The Buddha’s teaching is not something we can understand merely with our intellects; we have to practice it in our day-to-day lives.

Oh yeah. I spent so much time scratching my head trying to understand Buddhism intellectually (still do to some extent) but as Jundo says it has to be felt in the bones. This isn't an intellectual pursuit. This is experiential.

i am on my 3rd reading through this chapter and new insights keep arising.

Sat & LAH today

07-08-2017, 03:08 AM
gassho1 I also liked the first quote that Warren made. It is hard not to spin a story that puts me at the center of the world. It helps to keep in mind that we are all connected (and it helps to sit frequently).


07-08-2017, 03:54 PM
"We live on this earth with everything we need as a gift from nature."

I love this line. It reminds me to be grateful that I have food, water, shelter and loving friends, family, Sangha. It also reminds me that I need to help others gain access to the same.


07-09-2017, 04:57 PM
I just got back from a vacation with my family in Canmore/Banff, Alberta. I have lots of catching up to do with this beautiful book.

This book is really deepening my practice into something more solid. Thank you so much Jundo for sharing this book with the book club.

sat today/lah

07-10-2017, 12:24 AM
Refuge means shelter to me.
I take shelter in the Buddha, Dharma, and Sangha.
And shelters like these are what come to (no)mind.

This reminds me of the Grass Hut that we studied previously.

This reminds me of a modified mudra that shelters a bodhi tree.

And I once camped on top of a mountain for a few days in a refuge like this.

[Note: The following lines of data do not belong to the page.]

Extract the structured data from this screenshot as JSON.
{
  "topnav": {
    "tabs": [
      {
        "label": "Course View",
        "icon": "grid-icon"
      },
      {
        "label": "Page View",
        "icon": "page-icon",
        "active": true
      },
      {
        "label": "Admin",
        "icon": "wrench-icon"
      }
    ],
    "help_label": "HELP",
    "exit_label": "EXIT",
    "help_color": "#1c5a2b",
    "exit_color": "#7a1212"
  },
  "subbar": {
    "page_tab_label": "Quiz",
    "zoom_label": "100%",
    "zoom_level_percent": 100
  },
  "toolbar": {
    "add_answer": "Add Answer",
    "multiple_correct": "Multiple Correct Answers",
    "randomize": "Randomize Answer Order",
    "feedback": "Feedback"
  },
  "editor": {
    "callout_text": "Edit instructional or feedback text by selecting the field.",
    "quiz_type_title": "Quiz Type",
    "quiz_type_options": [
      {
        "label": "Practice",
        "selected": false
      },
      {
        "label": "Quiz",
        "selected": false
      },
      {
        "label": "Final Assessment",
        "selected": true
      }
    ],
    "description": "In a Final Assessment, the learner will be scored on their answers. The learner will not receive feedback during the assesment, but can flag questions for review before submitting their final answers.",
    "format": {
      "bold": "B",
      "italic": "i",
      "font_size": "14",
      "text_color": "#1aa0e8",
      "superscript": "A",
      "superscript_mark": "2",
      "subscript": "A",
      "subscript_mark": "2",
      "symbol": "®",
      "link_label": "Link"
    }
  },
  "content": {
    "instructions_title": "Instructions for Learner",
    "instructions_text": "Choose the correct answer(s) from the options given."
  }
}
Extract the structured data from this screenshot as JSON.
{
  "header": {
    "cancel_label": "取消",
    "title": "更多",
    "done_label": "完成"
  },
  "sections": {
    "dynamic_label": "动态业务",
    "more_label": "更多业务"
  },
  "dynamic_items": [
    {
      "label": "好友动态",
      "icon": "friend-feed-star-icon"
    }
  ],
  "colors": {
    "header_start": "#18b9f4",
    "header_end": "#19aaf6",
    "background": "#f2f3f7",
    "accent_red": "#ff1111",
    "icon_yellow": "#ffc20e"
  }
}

07-16-2017, 11:07 PM
I loved this chapter. Taking refuge every day means a lot to me, it reminds me of something quite basic which is mentioned here
We do not and cannot live independently as limited and conditioned individuals. This is the meaning of taking refuge in the Buddha
I see refuge not as a running away or hiding behind, but more as a form of surrender and shelter, surrender as a form of release - from conditioned thinking, from slavery to the monkey mind, from me-centred everything. It's a relief. I loved the idea of Hikkyo Kisho, the Final Place of Return - this really speaks to me as 'home', again as liberation from everything that's not-home. Again I don't know how to put that feeling into words, as it's a sensation that comes before words and defies them. And not as old age, not as death but home where the hand of thought and the heart-mind are completely open and we are at one with everything. If refuge is that final place, then I can see the Buddha, Dharma and Sangha as the gate through which I enter that place.
My favourite quote in this chapter
The beginning of wisdom is to see that our view is limited Something else worth reminding myself of every day.


Satwithyoualltoday, LAH.

07-21-2017, 01:34 AM
As someone who has had extensive personal experience being extremely subjected to the field of medicine, I can very much relate to Okamura's writing about how "the Buddha is like a doctor, the Dharma is good medicine, and the people of our sangha are our nurses." To me, refuge also means support, and I am still here on this earth when so many of my friends who were seemingly so much healthier than me are not because of that support. I am grateful for the doctors, nurses, medicine, and Treeleaf that has helped to make this possible. While waiting for my doctor today, I sat for a few minutes in the examining room. According to my buddha MD, my health is good.